**EXERCISE DETAILS:**
Return all the entries below exactly as they were given.

[DATA FOR THIS EXERCISE Boundary: Start]

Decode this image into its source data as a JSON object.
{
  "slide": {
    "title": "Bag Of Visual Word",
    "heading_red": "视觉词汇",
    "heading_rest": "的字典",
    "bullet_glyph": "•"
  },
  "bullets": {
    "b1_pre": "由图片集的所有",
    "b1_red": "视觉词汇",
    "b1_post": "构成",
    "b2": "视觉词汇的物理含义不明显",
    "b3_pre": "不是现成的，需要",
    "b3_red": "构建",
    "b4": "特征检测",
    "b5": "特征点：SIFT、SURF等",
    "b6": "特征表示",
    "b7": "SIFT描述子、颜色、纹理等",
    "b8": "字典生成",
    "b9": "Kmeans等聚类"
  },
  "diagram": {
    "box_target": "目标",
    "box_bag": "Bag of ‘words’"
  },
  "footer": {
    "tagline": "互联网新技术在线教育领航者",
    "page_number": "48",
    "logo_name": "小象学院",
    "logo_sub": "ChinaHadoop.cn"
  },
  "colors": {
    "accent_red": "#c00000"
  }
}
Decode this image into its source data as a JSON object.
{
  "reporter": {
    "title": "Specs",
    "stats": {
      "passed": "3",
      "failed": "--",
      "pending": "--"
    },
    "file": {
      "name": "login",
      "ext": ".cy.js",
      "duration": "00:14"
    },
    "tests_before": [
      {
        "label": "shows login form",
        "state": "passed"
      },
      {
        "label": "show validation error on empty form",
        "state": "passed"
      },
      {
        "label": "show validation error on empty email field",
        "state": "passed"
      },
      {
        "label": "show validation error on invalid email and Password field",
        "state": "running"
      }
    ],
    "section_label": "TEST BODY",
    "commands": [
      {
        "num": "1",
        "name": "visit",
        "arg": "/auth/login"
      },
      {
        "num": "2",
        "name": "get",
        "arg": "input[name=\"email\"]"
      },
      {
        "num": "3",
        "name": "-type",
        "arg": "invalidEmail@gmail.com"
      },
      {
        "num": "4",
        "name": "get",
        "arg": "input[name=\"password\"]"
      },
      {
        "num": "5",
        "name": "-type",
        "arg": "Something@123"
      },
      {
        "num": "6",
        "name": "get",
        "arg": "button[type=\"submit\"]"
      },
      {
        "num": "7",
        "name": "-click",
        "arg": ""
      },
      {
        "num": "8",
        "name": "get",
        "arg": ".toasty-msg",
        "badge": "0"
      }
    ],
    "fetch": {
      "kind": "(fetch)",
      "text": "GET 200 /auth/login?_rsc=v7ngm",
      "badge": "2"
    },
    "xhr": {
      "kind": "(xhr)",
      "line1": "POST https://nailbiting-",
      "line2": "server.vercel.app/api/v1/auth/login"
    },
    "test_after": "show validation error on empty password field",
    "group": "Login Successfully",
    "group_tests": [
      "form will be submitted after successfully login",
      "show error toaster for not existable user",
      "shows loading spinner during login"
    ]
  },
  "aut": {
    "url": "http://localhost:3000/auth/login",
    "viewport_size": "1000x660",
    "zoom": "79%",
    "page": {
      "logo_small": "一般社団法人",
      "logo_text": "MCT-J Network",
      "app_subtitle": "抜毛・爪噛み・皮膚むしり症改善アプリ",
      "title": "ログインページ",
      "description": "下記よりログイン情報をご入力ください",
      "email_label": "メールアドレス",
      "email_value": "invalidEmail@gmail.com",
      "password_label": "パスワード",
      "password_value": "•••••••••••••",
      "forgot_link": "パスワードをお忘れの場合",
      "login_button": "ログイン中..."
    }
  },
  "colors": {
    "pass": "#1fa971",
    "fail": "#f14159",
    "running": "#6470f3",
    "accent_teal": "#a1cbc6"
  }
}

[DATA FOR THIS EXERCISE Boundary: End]

**RESULT OF THIS TASK:**
Decode this image into its source data as a JSON object.
{
  "slide": {
    "title": "Bag Of Visual Word",
    "heading_red": "视觉词汇",
    "heading_rest": "的字典",
    "bullet_glyph": "•"
  },
  "bullets": {
    "b1_pre": "由图片集的所有",
    "b1_red": "视觉词汇",
    "b1_post": "构成",
    "b2": "视觉词汇的物理含义不明显",
    "b3_pre": "不是现成的，需要",
    "b3_red": "构建",
    "b4": "特征检测",
    "b5": "特征点：SIFT、SURF等",
    "b6": "特征表示",
    "b7": "SIFT描述子、颜色、纹理等",
    "b8": "字典生成",
    "b9": "Kmeans等聚类"
  },
  "diagram": {
    "box_target": "目标",
    "box_bag": "Bag of ‘words’"
  },
  "footer": {
    "tagline": "互联网新技术在线教育领航者",
    "page_number": "48",
    "logo_name": "小象学院",
    "logo_sub": "ChinaHadoop.cn"
  },
  "colors": {
    "accent_red": "#c00000"
  }
}
Decode this image into its source data as a JSON object.
{
  "reporter": {
    "title": "Specs",
    "stats": {
      "passed": "3",
      "failed": "--",
      "pending": "--"
    },
    "file": {
      "name": "login",
      "ext": ".cy.js",
      "duration": "00:14"
    },
    "tests_before": [
      {
        "label": "shows login form",
        "state": "passed"
      },
      {
        "label": "show validation error on empty form",
        "state": "passed"
      },
      {
        "label": "show validation error on empty email field",
        "state": "passed"
      },
      {
        "label": "show validation error on invalid email and Password field",
        "state": "running"
      }
    ],
    "section_label": "TEST BODY",
    "commands": [
      {
        "num": "1",
        "name": "visit",
        "arg": "/auth/login"
      },
      {
        "num": "2",
        "name": "get",
        "arg": "input[name=\"email\"]"
      },
      {
        "num": "3",
        "name": "-type",
        "arg": "invalidEmail@gmail.com"
      },
      {
        "num": "4",
        "name": "get",
        "arg": "input[name=\"password\"]"
      },
      {
        "num": "5",
        "name": "-type",
        "arg": "Something@123"
      },
      {
        "num": "6",
        "name": "get",
        "arg": "button[type=\"submit\"]"
      },
      {
        "num": "7",
        "name": "-click",
        "arg": ""
      },
      {
        "num": "8",
        "name": "get",
        "arg": ".toasty-msg",
        "badge": "0"
      }
    ],
    "fetch": {
      "kind": "(fetch)",
      "text": "GET 200 /auth/login?_rsc=v7ngm",
      "badge": "2"
    },
    "xhr": {
      "kind": "(xhr)",
      "line1": "POST https://nailbiting-",
      "line2": "server.vercel.app/api/v1/auth/login"
    },
    "test_after": "show validation error on empty password field",
    "group": "Login Successfully",
    "group_tests": [
      "form will be submitted after successfully login",
      "show error toaster for not existable user",
      "shows loading spinner during login"
    ]
  },
  "aut": {
    "url": "http://localhost:3000/auth/login",
    "viewport_size": "1000x660",
    "zoom": "79%",
    "page": {
      "logo_small": "一般社団法人",
      "logo_text": "MCT-J Network",
      "app_subtitle": "抜毛・爪噛み・皮膚むしり症改善アプリ",
      "title": "ログインページ",
      "description": "下記よりログイン情報をご入力ください",
      "email_label": "メールアドレス",
      "email_value": "invalidEmail@gmail.com",
      "password_label": "パスワード",
      "password_value": "•••••••••••••",
      "forgot_link": "パスワードをお忘れの場合",
      "login_button": "ログイン中..."
    }
  },
  "colors": {
    "pass": "#1fa971",
    "fail": "#f14159",
    "running": "#6470f3",
    "accent_teal": "#a1cbc6"
  }
}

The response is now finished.